 Although the writers are aware of other states involving Deaf community members in similar ways, it is not clear if they are integrated in a formal way in EI and EHDI systems. For this reason, the Colorado program is described.
 Visual checks include picking the child up so he/she has a better view of what's up there (i.e., counter at McDonald's to order food from a cashier), carrying the baby facing forward so that the baby can see what the caregiver is doing and talking about, making sure that the child is positioned so he/she has the best eye view of the world, and ensuring that the caregiver has a large rearview mirror in the car so that the parent and child can see each other better and thus the caregiver can communicate with the baby.
 Did I foster skill growth to the next level using visual aids, manipulative, concrete examples, and situations? For example, asking a child a “which” question occurs before the next questioning level, such as “who, what or where?”
Index terms: infants and toddlers, screening, newborns, early intervention, deafness, hearing loss
Reference this material as: American Speech-Language-Hearing Association. (2013). Supplement to the JCIH 2007 position statement: principles and guidelines for early intervention following confirmation that a child is deaf or hard of hearing [Position Statement]. Available from www.asha.org/policy.
© Copyright 2013 American Speech-Language-Hearing Association. All rights reserved.

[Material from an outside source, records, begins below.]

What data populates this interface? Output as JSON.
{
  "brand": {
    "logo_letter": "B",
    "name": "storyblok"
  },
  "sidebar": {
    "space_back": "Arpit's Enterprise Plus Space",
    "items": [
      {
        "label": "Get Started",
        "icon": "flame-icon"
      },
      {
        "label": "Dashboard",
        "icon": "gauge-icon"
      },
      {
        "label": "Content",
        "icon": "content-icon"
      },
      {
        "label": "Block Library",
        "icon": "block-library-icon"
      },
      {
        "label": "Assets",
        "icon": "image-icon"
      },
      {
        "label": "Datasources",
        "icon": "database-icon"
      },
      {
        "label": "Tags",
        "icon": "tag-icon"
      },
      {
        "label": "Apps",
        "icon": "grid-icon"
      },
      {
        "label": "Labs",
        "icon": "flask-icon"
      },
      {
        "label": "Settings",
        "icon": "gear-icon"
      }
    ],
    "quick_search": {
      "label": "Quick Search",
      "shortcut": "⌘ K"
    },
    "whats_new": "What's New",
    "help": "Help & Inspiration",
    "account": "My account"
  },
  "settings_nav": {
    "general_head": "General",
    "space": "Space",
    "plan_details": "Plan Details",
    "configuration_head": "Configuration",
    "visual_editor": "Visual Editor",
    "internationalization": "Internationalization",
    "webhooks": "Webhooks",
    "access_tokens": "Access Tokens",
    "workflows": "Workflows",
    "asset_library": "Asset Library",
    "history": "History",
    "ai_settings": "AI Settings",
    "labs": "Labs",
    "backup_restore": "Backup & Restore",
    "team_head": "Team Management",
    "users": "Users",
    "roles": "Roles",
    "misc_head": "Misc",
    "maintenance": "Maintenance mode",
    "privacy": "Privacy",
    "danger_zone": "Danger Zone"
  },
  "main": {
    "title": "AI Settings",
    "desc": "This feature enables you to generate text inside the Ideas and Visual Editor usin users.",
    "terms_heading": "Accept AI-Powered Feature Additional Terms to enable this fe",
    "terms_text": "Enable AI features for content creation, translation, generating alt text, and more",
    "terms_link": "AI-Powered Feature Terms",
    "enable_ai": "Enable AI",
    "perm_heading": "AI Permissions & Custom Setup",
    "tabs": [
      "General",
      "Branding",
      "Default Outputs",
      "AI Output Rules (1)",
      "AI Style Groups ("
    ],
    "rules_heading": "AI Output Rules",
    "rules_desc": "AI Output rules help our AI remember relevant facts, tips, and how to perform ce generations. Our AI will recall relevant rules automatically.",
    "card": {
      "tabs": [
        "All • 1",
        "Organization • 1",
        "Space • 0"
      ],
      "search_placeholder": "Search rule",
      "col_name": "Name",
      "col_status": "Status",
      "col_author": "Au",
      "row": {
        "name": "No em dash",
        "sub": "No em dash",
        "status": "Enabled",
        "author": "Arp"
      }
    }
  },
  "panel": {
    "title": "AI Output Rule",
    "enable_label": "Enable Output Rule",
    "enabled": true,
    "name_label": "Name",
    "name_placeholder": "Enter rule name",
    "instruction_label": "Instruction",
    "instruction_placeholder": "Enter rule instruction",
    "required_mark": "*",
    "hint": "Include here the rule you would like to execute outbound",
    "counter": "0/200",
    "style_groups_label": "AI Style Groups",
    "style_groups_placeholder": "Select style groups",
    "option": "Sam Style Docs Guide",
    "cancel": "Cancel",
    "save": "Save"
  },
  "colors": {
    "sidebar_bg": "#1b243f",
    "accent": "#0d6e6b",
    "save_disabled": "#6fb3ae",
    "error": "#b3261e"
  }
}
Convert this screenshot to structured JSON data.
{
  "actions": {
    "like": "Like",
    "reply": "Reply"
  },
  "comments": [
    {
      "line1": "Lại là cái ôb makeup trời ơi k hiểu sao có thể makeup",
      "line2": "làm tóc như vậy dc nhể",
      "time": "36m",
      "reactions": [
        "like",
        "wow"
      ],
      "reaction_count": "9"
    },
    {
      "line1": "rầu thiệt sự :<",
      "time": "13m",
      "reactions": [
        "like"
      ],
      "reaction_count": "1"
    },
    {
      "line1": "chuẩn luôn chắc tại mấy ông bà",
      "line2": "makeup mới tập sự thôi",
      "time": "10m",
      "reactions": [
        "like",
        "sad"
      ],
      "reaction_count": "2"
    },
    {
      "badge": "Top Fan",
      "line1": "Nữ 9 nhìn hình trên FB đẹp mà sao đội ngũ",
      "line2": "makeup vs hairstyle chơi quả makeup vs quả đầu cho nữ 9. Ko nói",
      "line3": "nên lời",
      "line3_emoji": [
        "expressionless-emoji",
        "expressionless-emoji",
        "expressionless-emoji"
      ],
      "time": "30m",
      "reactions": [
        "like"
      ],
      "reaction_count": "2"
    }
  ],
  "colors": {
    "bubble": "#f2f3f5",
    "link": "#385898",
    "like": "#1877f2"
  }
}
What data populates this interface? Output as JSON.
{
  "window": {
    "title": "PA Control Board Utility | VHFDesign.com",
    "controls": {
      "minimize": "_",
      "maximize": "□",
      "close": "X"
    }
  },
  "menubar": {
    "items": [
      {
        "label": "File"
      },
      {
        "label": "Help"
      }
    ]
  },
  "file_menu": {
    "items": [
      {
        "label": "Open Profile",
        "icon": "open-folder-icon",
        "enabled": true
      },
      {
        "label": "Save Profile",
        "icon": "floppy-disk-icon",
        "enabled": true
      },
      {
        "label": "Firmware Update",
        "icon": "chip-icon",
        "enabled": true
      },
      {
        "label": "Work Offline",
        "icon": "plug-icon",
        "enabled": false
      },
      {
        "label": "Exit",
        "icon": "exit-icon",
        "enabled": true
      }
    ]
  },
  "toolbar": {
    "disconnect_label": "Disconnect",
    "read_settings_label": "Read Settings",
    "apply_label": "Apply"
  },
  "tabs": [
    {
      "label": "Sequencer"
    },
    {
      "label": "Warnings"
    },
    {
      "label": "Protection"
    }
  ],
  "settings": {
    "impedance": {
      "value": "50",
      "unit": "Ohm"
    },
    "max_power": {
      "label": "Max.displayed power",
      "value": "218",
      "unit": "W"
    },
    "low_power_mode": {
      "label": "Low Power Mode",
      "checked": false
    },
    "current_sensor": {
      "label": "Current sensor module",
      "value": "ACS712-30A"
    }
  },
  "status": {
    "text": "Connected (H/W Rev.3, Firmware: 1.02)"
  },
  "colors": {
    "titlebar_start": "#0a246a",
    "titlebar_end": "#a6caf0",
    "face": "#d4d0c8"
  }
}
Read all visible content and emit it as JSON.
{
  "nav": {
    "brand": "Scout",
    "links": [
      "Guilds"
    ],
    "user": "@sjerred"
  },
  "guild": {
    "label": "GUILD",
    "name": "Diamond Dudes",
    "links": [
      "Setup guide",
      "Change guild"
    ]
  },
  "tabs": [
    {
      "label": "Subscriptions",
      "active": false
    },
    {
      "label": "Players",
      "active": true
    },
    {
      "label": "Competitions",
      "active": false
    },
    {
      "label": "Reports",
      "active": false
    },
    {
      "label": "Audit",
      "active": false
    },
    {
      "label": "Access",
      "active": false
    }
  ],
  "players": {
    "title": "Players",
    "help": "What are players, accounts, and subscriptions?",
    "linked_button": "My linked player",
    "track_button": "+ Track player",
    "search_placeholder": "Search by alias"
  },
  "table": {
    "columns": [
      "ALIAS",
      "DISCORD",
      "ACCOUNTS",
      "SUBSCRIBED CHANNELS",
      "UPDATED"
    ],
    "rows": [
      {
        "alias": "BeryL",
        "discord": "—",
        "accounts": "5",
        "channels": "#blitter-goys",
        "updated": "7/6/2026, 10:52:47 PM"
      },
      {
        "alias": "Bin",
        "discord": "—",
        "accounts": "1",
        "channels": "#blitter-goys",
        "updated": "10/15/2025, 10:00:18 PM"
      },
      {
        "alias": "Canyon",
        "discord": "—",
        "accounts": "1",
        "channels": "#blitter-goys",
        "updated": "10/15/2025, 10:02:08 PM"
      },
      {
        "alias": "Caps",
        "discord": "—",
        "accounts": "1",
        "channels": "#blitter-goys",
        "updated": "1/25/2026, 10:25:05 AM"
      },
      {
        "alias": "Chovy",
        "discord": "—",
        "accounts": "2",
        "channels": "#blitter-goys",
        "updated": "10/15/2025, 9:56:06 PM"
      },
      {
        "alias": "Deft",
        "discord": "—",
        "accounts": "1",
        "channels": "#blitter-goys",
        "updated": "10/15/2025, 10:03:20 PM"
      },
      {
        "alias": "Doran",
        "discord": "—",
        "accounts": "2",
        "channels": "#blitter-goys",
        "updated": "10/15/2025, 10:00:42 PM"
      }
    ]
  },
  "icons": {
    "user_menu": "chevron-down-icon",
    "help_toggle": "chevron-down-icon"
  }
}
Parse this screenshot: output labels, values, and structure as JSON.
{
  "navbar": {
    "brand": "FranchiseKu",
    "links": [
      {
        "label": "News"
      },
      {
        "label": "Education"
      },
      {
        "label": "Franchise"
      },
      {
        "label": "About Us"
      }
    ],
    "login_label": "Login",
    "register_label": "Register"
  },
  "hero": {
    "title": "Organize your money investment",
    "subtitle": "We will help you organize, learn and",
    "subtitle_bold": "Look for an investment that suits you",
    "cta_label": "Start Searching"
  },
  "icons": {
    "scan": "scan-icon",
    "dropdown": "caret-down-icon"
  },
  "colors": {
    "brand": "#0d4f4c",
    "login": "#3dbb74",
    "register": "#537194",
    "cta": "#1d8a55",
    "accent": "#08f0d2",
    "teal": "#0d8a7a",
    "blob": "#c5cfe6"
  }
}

Disclaimer: The American Speech-Language-Hearing Association disclaims any liability to any party for the accuracy, completeness, or availability of these documents, or for any damages arising out of the use of the documents and any information they contain.